[[ Data for processing open ]]
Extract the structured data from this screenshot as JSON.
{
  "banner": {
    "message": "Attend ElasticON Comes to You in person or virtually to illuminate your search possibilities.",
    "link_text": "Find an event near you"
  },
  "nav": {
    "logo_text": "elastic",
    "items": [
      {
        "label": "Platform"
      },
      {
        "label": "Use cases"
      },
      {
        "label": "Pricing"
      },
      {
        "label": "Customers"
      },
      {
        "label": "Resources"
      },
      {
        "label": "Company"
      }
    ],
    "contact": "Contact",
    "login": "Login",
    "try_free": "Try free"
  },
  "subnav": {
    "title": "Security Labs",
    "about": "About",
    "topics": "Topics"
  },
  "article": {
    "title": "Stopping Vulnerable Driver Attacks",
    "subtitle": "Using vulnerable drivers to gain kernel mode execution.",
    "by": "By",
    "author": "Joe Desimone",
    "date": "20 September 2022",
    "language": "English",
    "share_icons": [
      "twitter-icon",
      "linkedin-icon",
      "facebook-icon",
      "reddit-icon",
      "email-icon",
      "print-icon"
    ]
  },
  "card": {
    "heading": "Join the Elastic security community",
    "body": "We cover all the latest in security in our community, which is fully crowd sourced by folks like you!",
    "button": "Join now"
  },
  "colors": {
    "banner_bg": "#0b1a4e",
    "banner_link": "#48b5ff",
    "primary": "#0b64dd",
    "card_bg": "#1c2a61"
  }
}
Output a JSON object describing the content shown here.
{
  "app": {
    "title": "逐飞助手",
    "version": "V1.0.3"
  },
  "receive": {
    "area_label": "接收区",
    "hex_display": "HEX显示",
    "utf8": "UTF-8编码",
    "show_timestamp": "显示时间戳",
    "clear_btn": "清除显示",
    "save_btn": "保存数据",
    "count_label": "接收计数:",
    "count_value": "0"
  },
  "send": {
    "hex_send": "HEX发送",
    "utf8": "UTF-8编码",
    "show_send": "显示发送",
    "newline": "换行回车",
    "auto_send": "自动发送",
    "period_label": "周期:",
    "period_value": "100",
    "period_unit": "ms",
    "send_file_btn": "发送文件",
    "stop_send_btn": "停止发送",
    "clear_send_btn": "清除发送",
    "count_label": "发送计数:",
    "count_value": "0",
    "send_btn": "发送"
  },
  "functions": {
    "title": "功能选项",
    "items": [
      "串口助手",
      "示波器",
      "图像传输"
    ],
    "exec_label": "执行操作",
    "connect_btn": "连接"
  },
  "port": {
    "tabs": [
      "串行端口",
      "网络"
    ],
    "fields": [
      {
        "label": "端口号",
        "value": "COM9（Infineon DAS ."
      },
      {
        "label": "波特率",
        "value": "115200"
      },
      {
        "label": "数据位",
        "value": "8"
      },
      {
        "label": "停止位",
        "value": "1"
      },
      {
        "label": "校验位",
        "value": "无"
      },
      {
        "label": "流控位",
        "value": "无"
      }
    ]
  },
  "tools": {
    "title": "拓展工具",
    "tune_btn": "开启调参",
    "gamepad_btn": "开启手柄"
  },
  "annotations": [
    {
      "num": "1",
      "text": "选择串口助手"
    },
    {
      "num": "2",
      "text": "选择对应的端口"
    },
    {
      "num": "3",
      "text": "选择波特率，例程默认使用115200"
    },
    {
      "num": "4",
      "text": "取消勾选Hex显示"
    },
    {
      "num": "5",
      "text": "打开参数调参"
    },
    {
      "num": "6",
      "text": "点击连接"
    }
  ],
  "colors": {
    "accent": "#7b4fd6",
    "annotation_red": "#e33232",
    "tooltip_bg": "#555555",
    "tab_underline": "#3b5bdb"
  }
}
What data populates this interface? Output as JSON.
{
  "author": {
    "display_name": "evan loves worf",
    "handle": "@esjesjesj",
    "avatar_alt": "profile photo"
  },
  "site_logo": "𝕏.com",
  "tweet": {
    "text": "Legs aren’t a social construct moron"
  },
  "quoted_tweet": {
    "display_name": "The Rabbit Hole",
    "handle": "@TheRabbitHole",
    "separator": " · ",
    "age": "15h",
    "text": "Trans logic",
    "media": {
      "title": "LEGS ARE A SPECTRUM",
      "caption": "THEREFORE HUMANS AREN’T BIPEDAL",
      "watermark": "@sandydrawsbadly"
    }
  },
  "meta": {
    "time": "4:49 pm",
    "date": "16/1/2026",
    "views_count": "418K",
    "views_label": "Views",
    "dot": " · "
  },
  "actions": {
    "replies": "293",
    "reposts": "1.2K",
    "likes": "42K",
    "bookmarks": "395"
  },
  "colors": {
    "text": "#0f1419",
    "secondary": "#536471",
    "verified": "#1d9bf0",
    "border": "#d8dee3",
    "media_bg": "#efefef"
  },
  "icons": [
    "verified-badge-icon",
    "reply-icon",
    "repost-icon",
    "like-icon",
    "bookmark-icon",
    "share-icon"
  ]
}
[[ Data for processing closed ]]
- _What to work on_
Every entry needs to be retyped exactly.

- _Result below_
Extract the structured data from this screenshot as JSON.
{
  "banner": {
    "message": "Attend ElasticON Comes to You in person or virtually to illuminate your search possibilities.",
    "link_text": "Find an event near you"
  },
  "nav": {
    "logo_text": "elastic",
    "items": [
      {
        "label": "Platform"
      },
      {
        "label": "Use cases"
      },
      {
        "label": "Pricing"
      },
      {
        "label": "Customers"
      },
      {
        "label": "Resources"
      },
      {
        "label": "Company"
      }
    ],
    "contact": "Contact",
    "login": "Login",
    "try_free": "Try free"
  },
  "subnav": {
    "title": "Security Labs",
    "about": "About",
    "topics": "Topics"
  },
  "article": {
    "title": "Stopping Vulnerable Driver Attacks",
    "subtitle": "Using vulnerable drivers to gain kernel mode execution.",
    "by": "By",
    "author": "Joe Desimone",
    "date": "20 September 2022",
    "language": "English",
    "share_icons": [
      "twitter-icon",
      "linkedin-icon",
      "facebook-icon",
      "reddit-icon",
      "email-icon",
      "print-icon"
    ]
  },
  "card": {
    "heading": "Join the Elastic security community",
    "body": "We cover all the latest in security in our community, which is fully crowd sourced by folks like you!",
    "button": "Join now"
  },
  "colors": {
    "banner_bg": "#0b1a4e",
    "banner_link": "#48b5ff",
    "primary": "#0b64dd",
    "card_bg": "#1c2a61"
  }
}
Output a JSON object describing the content shown here.
{
  "app": {
    "title": "逐飞助手",
    "version": "V1.0.3"
  },
  "receive": {
    "area_label": "接收区",
    "hex_display": "HEX显示",
    "utf8": "UTF-8编码",
    "show_timestamp": "显示时间戳",
    "clear_btn": "清除显示",
    "save_btn": "保存数据",
    "count_label": "接收计数:",
    "count_value": "0"
  },
  "send": {
    "hex_send": "HEX发送",
    "utf8": "UTF-8编码",
    "show_send": "显示发送",
    "newline": "换行回车",
    "auto_send": "自动发送",
    "period_label": "周期:",
    "period_value": "100",
    "period_unit": "ms",
    "send_file_btn": "发送文件",
    "stop_send_btn": "停止发送",
    "clear_send_btn": "清除发送",
    "count_label": "发送计数:",
    "count_value": "0",
    "send_btn": "发送"
  },
  "functions": {
    "title": "功能选项",
    "items": [
      "串口助手",
      "示波器",
      "图像传输"
    ],
    "exec_label": "执行操作",
    "connect_btn": "连接"
  },
  "port": {
    "tabs": [
      "串行端口",
      "网络"
    ],
    "fields": [
      {
        "label": "端口号",
        "value": "COM9（Infineon DAS ."
      },
      {
        "label": "波特率",
        "value": "115200"
      },
      {
        "label": "数据位",
        "value": "8"
      },
      {
        "label": "停止位",
        "value": "1"
      },
      {
        "label": "校验位",
        "value": "无"
      },
      {
        "label": "流控位",
        "value": "无"
      }
    ]
  },
  "tools": {
    "title": "拓展工具",
    "tune_btn": "开启调参",
    "gamepad_btn": "开启手柄"
  },
  "annotations": [
    {
      "num": "1",
      "text": "选择串口助手"
    },
    {
      "num": "2",
      "text": "选择对应的端口"
    },
    {
      "num": "3",
      "text": "选择波特率，例程默认使用115200"
    },
    {
      "num": "4",
      "text": "取消勾选Hex显示"
    },
    {
      "num": "5",
      "text": "打开参数调参"
    },
    {
      "num": "6",
      "text": "点击连接"
    }
  ],
  "colors": {
    "accent": "#7b4fd6",
    "annotation_red": "#e33232",
    "tooltip_bg": "#555555",
    "tab_underline": "#3b5bdb"
  }
}
What data populates this interface? Output as JSON.
{
  "author": {
    "display_name": "evan loves worf",
    "handle": "@esjesjesj",
    "avatar_alt": "profile photo"
  },
  "site_logo": "𝕏.com",
  "tweet": {
    "text": "Legs aren’t a social construct moron"
  },
  "quoted_tweet": {
    "display_name": "The Rabbit Hole",
    "handle": "@TheRabbitHole",
    "separator": " · ",
    "age": "15h",
    "text": "Trans logic",
    "media": {
      "title": "LEGS ARE A SPECTRUM",
      "caption": "THEREFORE HUMANS AREN’T BIPEDAL",
      "watermark": "@sandydrawsbadly"
    }
  },
  "meta": {
    "time": "4:49 pm",
    "date": "16/1/2026",
    "views_count": "418K",
    "views_label": "Views",
    "dot": " · "
  },
  "actions": {
    "replies": "293",
    "reposts": "1.2K",
    "likes": "42K",
    "bookmarks": "395"
  },
  "colors": {
    "text": "#0f1419",
    "secondary": "#536471",
    "verified": "#1d9bf0",
    "border": "#d8dee3",
    "media_bg": "#efefef"
  },
  "icons": [
    "verified-badge-icon",
    "reply-icon",
    "repost-icon",
    "like-icon",
    "bookmark-icon",
    "share-icon"
  ]
}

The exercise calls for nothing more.